**Dataset entries:**
*** Begin section ***

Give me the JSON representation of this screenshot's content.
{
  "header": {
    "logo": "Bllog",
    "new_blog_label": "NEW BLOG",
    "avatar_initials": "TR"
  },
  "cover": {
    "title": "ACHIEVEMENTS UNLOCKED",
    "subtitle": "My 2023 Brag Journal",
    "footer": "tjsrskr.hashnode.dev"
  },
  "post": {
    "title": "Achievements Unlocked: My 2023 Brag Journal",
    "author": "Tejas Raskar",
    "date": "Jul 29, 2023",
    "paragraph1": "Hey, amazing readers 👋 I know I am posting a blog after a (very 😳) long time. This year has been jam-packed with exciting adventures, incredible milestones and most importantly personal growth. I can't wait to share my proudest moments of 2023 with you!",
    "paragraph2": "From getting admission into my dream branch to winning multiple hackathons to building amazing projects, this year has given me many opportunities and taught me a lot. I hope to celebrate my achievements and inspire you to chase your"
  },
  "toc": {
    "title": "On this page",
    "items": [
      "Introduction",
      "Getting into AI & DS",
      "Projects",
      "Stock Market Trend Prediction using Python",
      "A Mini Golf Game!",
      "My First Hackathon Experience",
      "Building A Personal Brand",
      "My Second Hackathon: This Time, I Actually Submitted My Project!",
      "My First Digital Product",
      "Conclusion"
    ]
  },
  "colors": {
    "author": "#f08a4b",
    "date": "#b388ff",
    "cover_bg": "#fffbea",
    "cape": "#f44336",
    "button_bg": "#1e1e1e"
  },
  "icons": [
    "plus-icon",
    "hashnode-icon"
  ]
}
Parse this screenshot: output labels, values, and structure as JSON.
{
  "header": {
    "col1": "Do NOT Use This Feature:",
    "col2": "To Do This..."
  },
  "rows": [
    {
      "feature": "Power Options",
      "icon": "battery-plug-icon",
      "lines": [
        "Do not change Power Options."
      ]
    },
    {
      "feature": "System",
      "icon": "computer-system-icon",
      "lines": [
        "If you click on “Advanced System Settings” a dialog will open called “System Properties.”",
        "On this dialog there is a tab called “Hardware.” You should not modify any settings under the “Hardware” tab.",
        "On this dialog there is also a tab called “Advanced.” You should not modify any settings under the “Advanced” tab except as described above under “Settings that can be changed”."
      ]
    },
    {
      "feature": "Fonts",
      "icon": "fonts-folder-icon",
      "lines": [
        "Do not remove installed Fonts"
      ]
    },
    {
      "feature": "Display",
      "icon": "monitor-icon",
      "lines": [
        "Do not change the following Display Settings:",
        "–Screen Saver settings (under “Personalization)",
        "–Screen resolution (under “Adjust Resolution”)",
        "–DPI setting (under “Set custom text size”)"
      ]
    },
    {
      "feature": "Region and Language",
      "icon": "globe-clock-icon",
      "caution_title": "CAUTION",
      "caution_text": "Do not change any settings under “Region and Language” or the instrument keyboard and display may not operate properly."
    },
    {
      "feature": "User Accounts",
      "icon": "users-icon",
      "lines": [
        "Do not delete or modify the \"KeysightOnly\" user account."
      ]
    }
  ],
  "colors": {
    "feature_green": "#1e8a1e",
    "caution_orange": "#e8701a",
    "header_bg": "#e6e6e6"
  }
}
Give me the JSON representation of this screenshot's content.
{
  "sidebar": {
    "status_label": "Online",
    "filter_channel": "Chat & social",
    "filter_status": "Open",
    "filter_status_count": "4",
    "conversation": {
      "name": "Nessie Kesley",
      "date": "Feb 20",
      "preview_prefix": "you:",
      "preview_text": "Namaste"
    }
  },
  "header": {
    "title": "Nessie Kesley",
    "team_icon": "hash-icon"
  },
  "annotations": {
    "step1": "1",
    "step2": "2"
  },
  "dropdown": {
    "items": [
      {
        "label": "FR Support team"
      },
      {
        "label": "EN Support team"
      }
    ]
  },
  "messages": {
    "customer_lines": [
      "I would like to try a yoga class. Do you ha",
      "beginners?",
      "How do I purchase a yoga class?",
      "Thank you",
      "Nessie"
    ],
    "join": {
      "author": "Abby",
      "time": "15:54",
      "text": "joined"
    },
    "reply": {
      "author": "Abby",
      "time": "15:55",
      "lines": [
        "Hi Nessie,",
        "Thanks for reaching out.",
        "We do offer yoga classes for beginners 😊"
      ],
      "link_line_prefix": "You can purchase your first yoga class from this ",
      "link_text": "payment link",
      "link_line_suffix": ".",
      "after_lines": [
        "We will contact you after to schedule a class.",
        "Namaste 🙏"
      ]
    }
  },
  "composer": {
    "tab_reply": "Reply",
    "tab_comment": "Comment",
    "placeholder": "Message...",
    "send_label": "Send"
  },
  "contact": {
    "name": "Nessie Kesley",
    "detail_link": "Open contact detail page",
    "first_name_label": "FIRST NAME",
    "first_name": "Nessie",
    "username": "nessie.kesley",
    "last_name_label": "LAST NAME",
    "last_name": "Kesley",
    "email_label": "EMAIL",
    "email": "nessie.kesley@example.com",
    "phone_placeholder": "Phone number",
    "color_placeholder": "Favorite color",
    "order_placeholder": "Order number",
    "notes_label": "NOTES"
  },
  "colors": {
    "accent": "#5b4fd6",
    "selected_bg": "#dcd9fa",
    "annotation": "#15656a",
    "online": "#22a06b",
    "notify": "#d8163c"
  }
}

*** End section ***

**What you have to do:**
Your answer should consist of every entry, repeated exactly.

**Response area:**
Give me the JSON representation of this screenshot's content.
{
  "header": {
    "logo": "Bllog",
    "new_blog_label": "NEW BLOG",
    "avatar_initials": "TR"
  },
  "cover": {
    "title": "ACHIEVEMENTS UNLOCKED",
    "subtitle": "My 2023 Brag Journal",
    "footer": "tjsrskr.hashnode.dev"
  },
  "post": {
    "title": "Achievements Unlocked: My 2023 Brag Journal",
    "author": "Tejas Raskar",
    "date": "Jul 29, 2023",
    "paragraph1": "Hey, amazing readers 👋 I know I am posting a blog after a (very 😳) long time. This year has been jam-packed with exciting adventures, incredible milestones and most importantly personal growth. I can't wait to share my proudest moments of 2023 with you!",
    "paragraph2": "From getting admission into my dream branch to winning multiple hackathons to building amazing projects, this year has given me many opportunities and taught me a lot. I hope to celebrate my achievements and inspire you to chase your"
  },
  "toc": {
    "title": "On this page",
    "items": [
      "Introduction",
      "Getting into AI & DS",
      "Projects",
      "Stock Market Trend Prediction using Python",
      "A Mini Golf Game!",
      "My First Hackathon Experience",
      "Building A Personal Brand",
      "My Second Hackathon: This Time, I Actually Submitted My Project!",
      "My First Digital Product",
      "Conclusion"
    ]
  },
  "colors": {
    "author": "#f08a4b",
    "date": "#b388ff",
    "cover_bg": "#fffbea",
    "cape": "#f44336",
    "button_bg": "#1e1e1e"
  },
  "icons": [
    "plus-icon",
    "hashnode-icon"
  ]
}
Parse this screenshot: output labels, values, and structure as JSON.
{
  "header": {
    "col1": "Do NOT Use This Feature:",
    "col2": "To Do This..."
  },
  "rows": [
    {
      "feature": "Power Options",
      "icon": "battery-plug-icon",
      "lines": [
        "Do not change Power Options."
      ]
    },
    {
      "feature": "System",
      "icon": "computer-system-icon",
      "lines": [
        "If you click on “Advanced System Settings” a dialog will open called “System Properties.”",
        "On this dialog there is a tab called “Hardware.” You should not modify any settings under the “Hardware” tab.",
        "On this dialog there is also a tab called “Advanced.” You should not modify any settings under the “Advanced” tab except as described above under “Settings that can be changed”."
      ]
    },
    {
      "feature": "Fonts",
      "icon": "fonts-folder-icon",
      "lines": [
        "Do not remove installed Fonts"
      ]
    },
    {
      "feature": "Display",
      "icon": "monitor-icon",
      "lines": [
        "Do not change the following Display Settings:",
        "–Screen Saver settings (under “Personalization)",
        "–Screen resolution (under “Adjust Resolution”)",
        "–DPI setting (under “Set custom text size”)"
      ]
    },
    {
      "feature": "Region and Language",
      "icon": "globe-clock-icon",
      "caution_title": "CAUTION",
      "caution_text": "Do not change any settings under “Region and Language” or the instrument keyboard and display may not operate properly."
    },
    {
      "feature": "User Accounts",
      "icon": "users-icon",
      "lines": [
        "Do not delete or modify the \"KeysightOnly\" user account."
      ]
    }
  ],
  "colors": {
    "feature_green": "#1e8a1e",
    "caution_orange": "#e8701a",
    "header_bg": "#e6e6e6"
  }
}
Give me the JSON representation of this screenshot's content.
{
  "sidebar": {
    "status_label": "Online",
    "filter_channel": "Chat & social",
    "filter_status": "Open",
    "filter_status_count": "4",
    "conversation": {
      "name": "Nessie Kesley",
      "date": "Feb 20",
      "preview_prefix": "you:",
      "preview_text": "Namaste"
    }
  },
  "header": {
    "title": "Nessie Kesley",
    "team_icon": "hash-icon"
  },
  "annotations": {
    "step1": "1",
    "step2": "2"
  },
  "dropdown": {
    "items": [
      {
        "label": "FR Support team"
      },
      {
        "label": "EN Support team"
      }
    ]
  },
  "messages": {
    "customer_lines": [
      "I would like to try a yoga class. Do you ha",
      "beginners?",
      "How do I purchase a yoga class?",
      "Thank you",
      "Nessie"
    ],
    "join": {
      "author": "Abby",
      "time": "15:54",
      "text": "joined"
    },
    "reply": {
      "author": "Abby",
      "time": "15:55",
      "lines": [
        "Hi Nessie,",
        "Thanks for reaching out.",
        "We do offer yoga classes for beginners 😊"
      ],
      "link_line_prefix": "You can purchase your first yoga class from this ",
      "link_text": "payment link",
      "link_line_suffix": ".",
      "after_lines": [
        "We will contact you after to schedule a class.",
        "Namaste 🙏"
      ]
    }
  },
  "composer": {
    "tab_reply": "Reply",
    "tab_comment": "Comment",
    "placeholder": "Message...",
    "send_label": "Send"
  },
  "contact": {
    "name": "Nessie Kesley",
    "detail_link": "Open contact detail page",
    "first_name_label": "FIRST NAME",
    "first_name": "Nessie",
    "username": "nessie.kesley",
    "last_name_label": "LAST NAME",
    "last_name": "Kesley",
    "email_label": "EMAIL",
    "email": "nessie.kesley@example.com",
    "phone_placeholder": "Phone number",
    "color_placeholder": "Favorite color",
    "order_placeholder": "Order number",
    "notes_label": "NOTES"
  },
  "colors": {
    "accent": "#5b4fd6",
    "selected_bg": "#dcd9fa",
    "annotation": "#15656a",
    "online": "#22a06b",
    "notify": "#d8163c"
  }
}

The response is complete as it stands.